[Records shown]
++++++++++++++++++++
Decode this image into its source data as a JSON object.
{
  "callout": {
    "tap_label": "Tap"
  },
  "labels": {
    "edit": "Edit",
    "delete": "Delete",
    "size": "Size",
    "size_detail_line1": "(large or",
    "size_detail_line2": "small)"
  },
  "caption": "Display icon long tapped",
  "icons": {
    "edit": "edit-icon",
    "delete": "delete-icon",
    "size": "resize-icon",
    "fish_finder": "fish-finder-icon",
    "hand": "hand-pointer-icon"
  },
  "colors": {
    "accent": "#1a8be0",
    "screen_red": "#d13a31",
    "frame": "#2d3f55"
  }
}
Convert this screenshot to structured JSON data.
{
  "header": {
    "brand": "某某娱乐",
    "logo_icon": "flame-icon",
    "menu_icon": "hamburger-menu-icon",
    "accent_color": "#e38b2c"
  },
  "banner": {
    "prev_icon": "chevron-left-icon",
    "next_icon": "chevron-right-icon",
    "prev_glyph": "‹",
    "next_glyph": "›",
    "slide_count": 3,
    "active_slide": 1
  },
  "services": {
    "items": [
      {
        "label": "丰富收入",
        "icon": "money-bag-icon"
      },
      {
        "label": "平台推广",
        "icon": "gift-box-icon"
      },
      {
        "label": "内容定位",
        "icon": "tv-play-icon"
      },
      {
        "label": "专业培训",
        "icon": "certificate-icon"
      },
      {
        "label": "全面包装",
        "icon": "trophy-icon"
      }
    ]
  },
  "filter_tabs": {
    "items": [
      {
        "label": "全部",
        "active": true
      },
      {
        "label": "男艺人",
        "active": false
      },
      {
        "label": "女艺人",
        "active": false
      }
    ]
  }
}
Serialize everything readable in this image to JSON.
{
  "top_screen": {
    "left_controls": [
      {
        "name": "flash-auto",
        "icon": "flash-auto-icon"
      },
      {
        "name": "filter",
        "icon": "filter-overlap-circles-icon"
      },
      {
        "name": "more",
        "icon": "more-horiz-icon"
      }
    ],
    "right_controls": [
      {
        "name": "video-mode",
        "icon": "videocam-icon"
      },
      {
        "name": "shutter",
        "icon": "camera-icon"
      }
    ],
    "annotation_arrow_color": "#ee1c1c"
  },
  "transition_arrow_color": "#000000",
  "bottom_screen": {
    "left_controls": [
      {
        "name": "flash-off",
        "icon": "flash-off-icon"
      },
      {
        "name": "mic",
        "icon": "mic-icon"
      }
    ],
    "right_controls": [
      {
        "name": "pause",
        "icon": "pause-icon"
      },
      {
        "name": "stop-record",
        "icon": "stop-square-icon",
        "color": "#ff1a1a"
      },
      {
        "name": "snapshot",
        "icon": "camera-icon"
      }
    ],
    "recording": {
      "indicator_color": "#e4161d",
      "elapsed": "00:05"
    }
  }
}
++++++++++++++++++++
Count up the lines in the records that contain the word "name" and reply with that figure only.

10